(Interface dataset entries)
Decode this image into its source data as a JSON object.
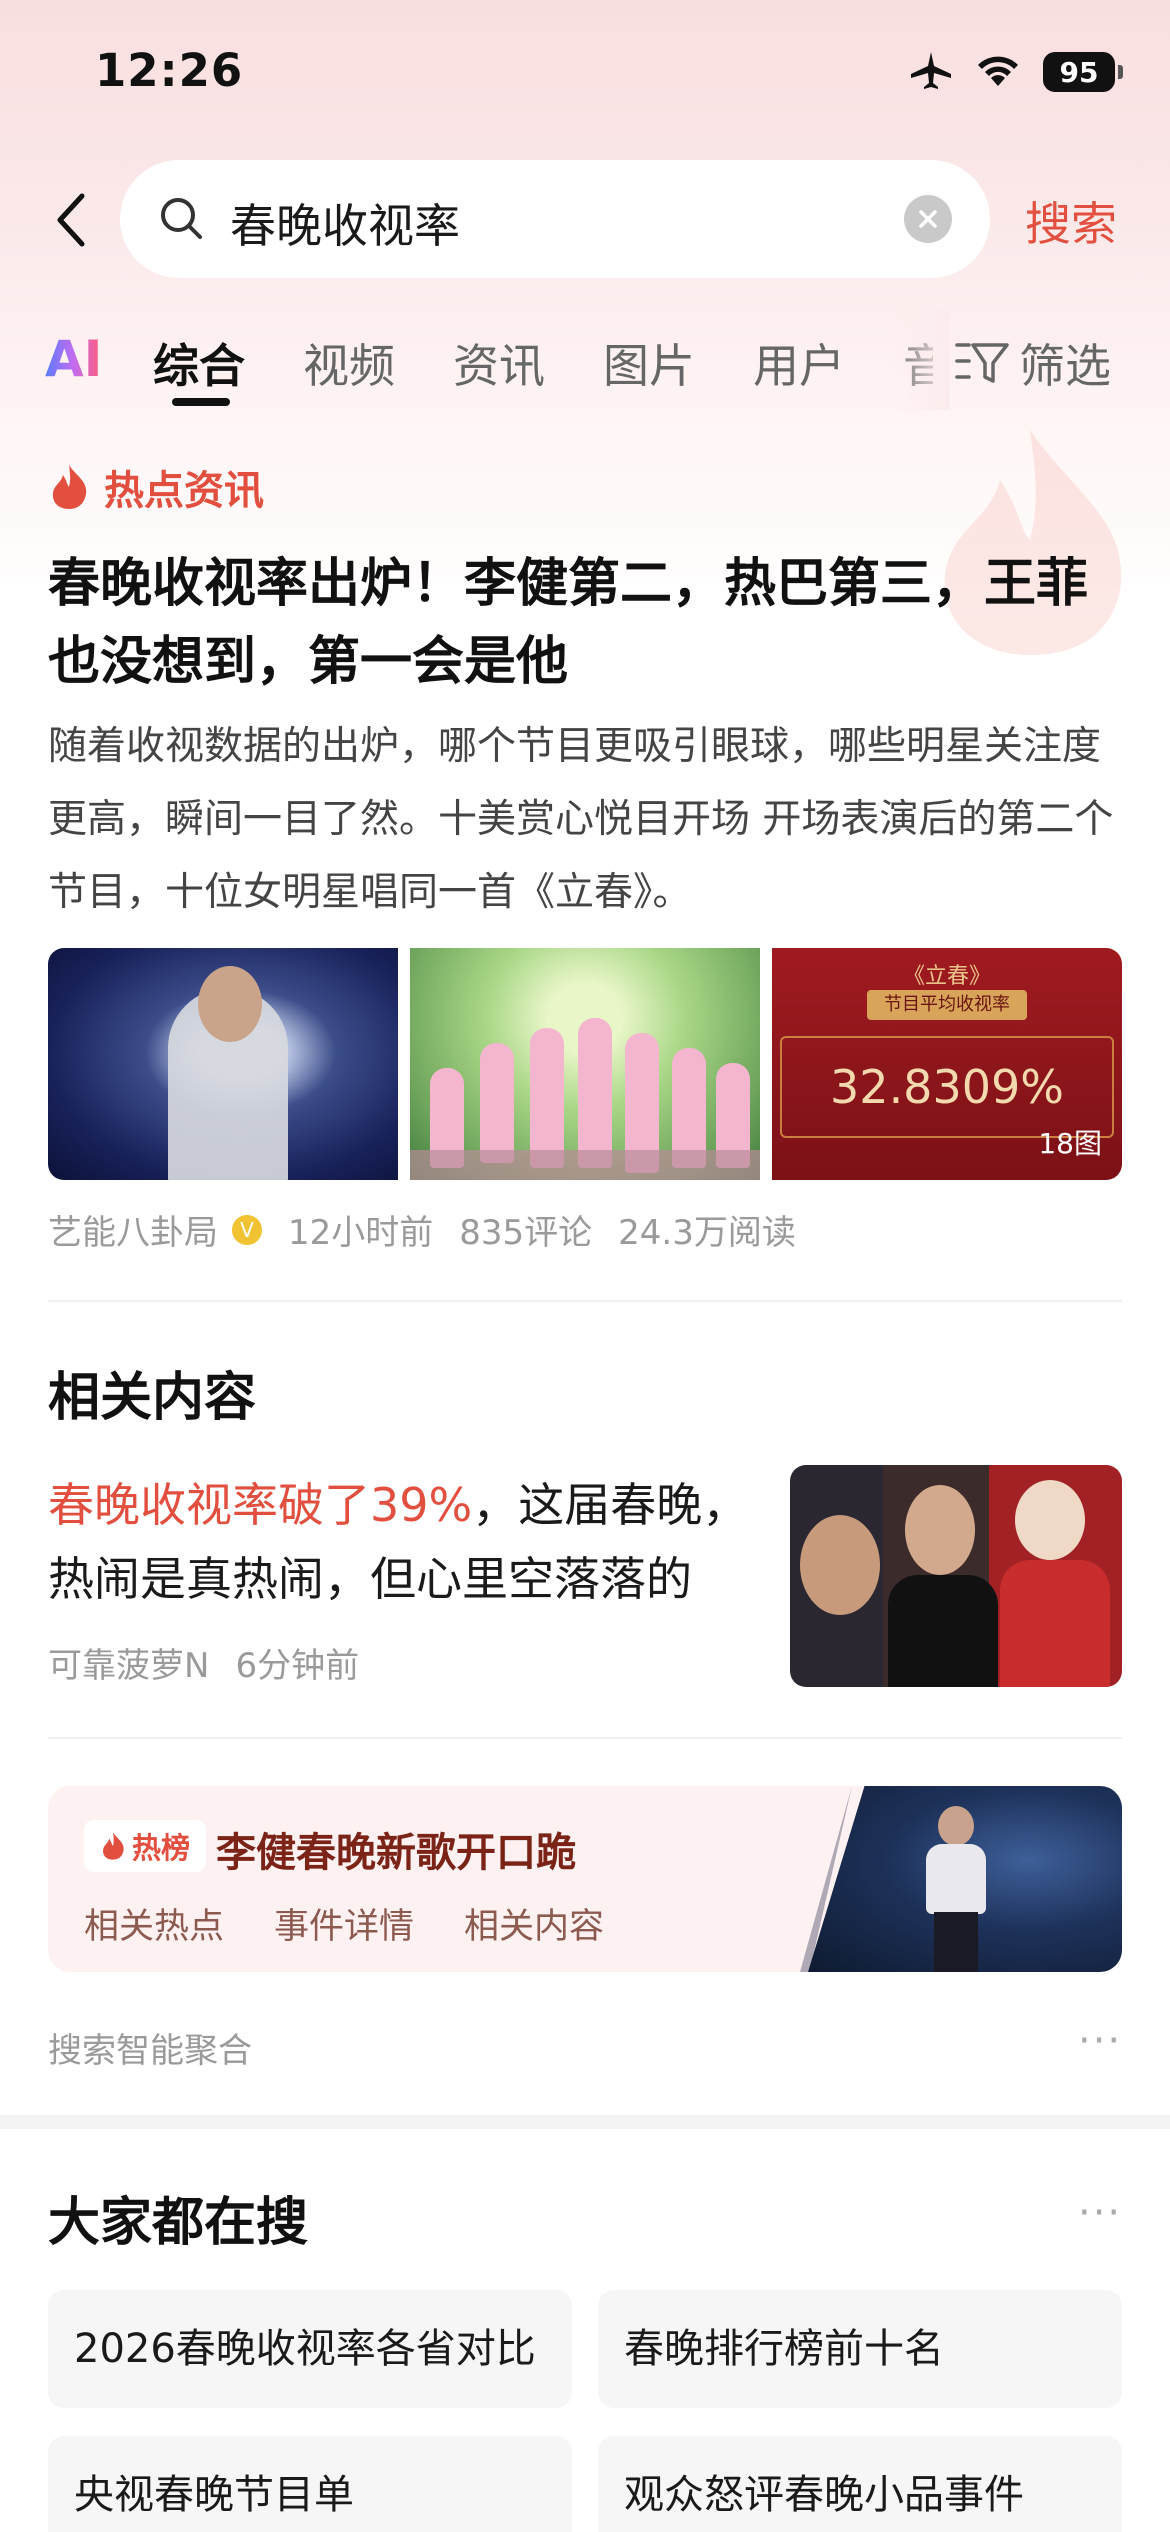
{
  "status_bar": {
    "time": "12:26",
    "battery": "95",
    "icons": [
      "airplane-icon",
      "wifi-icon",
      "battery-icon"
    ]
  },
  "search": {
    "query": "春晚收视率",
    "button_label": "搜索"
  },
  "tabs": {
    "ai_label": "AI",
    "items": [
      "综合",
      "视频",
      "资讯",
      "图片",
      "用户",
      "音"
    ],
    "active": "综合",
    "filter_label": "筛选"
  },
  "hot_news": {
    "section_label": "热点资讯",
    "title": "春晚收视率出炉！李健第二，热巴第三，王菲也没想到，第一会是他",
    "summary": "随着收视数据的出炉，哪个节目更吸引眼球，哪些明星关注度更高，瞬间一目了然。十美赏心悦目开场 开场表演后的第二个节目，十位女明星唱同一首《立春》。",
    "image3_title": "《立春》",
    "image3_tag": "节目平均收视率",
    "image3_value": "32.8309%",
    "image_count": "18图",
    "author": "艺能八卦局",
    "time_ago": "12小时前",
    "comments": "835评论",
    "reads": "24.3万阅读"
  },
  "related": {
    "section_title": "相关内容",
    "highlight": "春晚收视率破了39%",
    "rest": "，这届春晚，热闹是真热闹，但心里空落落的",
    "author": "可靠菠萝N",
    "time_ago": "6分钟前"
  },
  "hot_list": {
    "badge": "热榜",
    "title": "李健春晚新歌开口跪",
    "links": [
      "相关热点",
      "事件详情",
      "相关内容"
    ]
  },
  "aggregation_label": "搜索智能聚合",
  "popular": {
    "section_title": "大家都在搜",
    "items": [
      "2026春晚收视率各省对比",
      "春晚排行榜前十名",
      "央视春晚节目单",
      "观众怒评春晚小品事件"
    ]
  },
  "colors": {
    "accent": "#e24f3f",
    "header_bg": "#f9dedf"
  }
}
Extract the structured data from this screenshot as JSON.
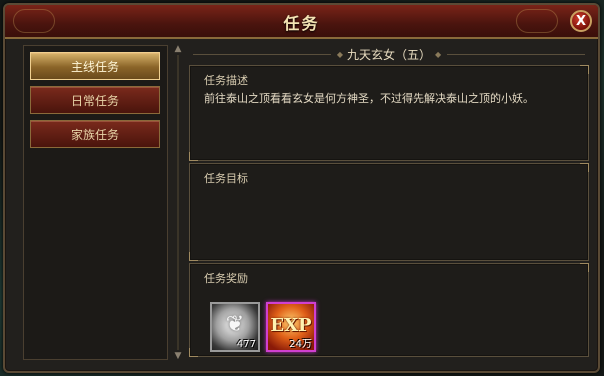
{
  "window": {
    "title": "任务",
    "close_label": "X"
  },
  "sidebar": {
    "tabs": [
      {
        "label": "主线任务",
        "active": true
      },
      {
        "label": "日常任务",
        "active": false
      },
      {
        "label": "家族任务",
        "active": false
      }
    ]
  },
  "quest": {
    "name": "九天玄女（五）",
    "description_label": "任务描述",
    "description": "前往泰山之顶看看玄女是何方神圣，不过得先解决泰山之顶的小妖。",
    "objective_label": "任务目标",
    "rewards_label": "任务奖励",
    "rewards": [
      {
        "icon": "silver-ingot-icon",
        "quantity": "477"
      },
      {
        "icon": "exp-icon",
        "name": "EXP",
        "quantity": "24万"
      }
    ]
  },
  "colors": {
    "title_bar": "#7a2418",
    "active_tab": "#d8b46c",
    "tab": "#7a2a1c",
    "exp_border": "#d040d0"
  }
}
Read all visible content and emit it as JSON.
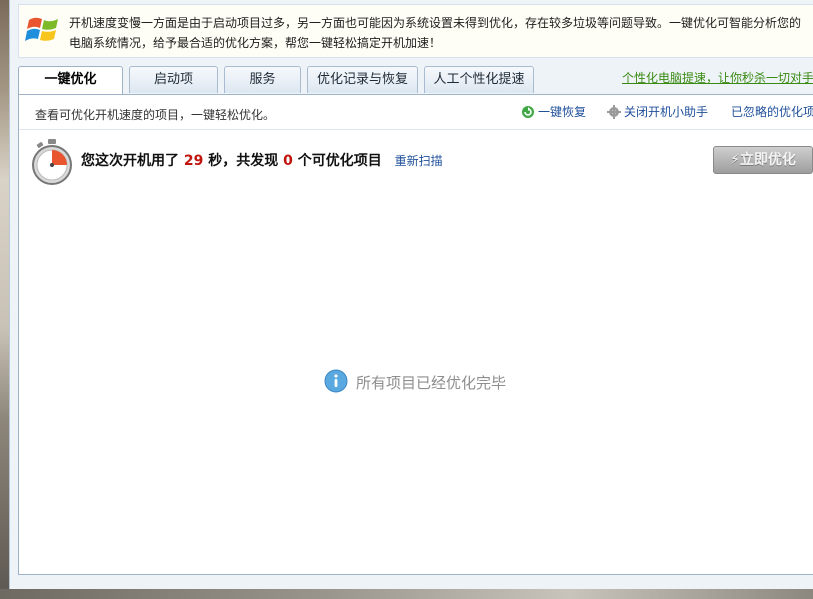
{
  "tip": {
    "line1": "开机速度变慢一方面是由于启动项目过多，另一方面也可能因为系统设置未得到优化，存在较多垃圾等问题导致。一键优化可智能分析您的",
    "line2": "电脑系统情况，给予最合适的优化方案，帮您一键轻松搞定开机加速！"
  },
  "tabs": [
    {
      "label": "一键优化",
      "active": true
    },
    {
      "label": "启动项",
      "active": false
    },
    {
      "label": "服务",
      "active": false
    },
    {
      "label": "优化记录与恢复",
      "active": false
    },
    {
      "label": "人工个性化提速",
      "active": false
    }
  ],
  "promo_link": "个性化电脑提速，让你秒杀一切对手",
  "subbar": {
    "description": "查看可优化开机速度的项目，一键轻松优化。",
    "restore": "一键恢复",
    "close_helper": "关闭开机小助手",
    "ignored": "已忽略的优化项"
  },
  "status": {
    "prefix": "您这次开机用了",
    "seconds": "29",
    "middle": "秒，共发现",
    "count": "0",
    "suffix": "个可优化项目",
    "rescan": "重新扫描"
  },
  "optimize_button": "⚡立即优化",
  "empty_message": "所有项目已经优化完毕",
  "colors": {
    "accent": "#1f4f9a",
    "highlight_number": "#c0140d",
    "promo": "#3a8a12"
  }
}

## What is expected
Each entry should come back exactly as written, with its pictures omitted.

## Reply
Decode this image into its source data as a JSON object.
{
  "status_bar": {
    "time": "12:26",
    "battery": "95",
    "icons": [
      "airplane-icon",
      "wifi-icon",
      "battery-icon"
    ]
  },
  "search": {
    "query": "春晚收视率",
    "button_label": "搜索"
  },
  "tabs": {
    "ai_label": "AI",
    "items": [
      "综合",
      "视频",
      "资讯",
      "图片",
      "用户",
      "音"
    ],
    "active": "综合",
    "filter_label": "筛选"
  },
  "hot_news": {
    "section_label": "热点资讯",
    "title": "春晚收视率出炉！李健第二，热巴第三，王菲也没想到，第一会是他",
    "summary": "随着收视数据的出炉，哪个节目更吸引眼球，哪些明星关注度更高，瞬间一目了然。十美赏心悦目开场 开场表演后的第二个节目，十位女明星唱同一首《立春》。",
    "image3_title": "《立春》",
    "image3_tag": "节目平均收视率",
    "image3_value": "32.8309%",
    "image_count": "18图",
    "author": "艺能八卦局",
    "time_ago": "12小时前",
    "comments": "835评论",
    "reads": "24.3万阅读"
  },
  "related": {
    "section_title": "相关内容",
    "highlight": "春晚收视率破了39%",
    "rest": "，这届春晚，热闹是真热闹，但心里空落落的",
    "author": "可靠菠萝N",
    "time_ago": "6分钟前"
  },
  "hot_list": {
    "badge": "热榜",
    "title": "李健春晚新歌开口跪",
    "links": [
      "相关热点",
      "事件详情",
      "相关内容"
    ]
  },
  "aggregation_label": "搜索智能聚合",
  "popular": {
    "section_title": "大家都在搜",
    "items": [
      "2026春晚收视率各省对比",
      "春晚排行榜前十名",
      "央视春晚节目单",
      "观众怒评春晚小品事件"
    ]
  },
  "colors": {
    "accent": "#e24f3f",
    "header_bg": "#f9dedf"
  }
}
Extract the structured data from this screenshot as JSON.
{
  "window": {
    "title": "任务",
    "close_label": "X"
  },
  "sidebar": {
    "tabs": [
      {
        "label": "主线任务",
        "active": true
      },
      {
        "label": "日常任务",
        "active": false
      },
      {
        "label": "家族任务",
        "active": false
      }
    ]
  },
  "quest": {
    "name": "九天玄女（五）",
    "description_label": "任务描述",
    "description": "前往泰山之顶看看玄女是何方神圣，不过得先解决泰山之顶的小妖。",
    "objective_label": "任务目标",
    "rewards_label": "任务奖励",
    "rewards": [
      {
        "icon": "silver-ingot-icon",
        "quantity": "477"
      },
      {
        "icon": "exp-icon",
        "name": "EXP",
        "quantity": "24万"
      }
    ]
  },
  "colors": {
    "title_bar": "#7a2418",
    "active_tab": "#d8b46c",
    "tab": "#7a2a1c",
    "exp_border": "#d040d0"
  }
}
Read all visible content and emit it as JSON.
{
  "tip": {
    "line1": "开机速度变慢一方面是由于启动项目过多，另一方面也可能因为系统设置未得到优化，存在较多垃圾等问题导致。一键优化可智能分析您的",
    "line2": "电脑系统情况，给予最合适的优化方案，帮您一键轻松搞定开机加速！"
  },
  "tabs": [
    {
      "label": "一键优化",
      "active": true
    },
    {
      "label": "启动项",
      "active": false
    },
    {
      "label": "服务",
      "active": false
    },
    {
      "label": "优化记录与恢复",
      "active": false
    },
    {
      "label": "人工个性化提速",
      "active": false
    }
  ],
  "promo_link": "个性化电脑提速，让你秒杀一切对手",
  "subbar": {
    "description": "查看可优化开机速度的项目，一键轻松优化。",
    "restore": "一键恢复",
    "close_helper": "关闭开机小助手",
    "ignored": "已忽略的优化项"
  },
  "status": {
    "prefix": "您这次开机用了",
    "seconds": "29",
    "middle": "秒，共发现",
    "count": "0",
    "suffix": "个可优化项目",
    "rescan": "重新扫描"
  },
  "optimize_button": "⚡立即优化",
  "empty_message": "所有项目已经优化完毕",
  "colors": {
    "accent": "#1f4f9a",
    "highlight_number": "#c0140d",
    "promo": "#3a8a12"
  }
}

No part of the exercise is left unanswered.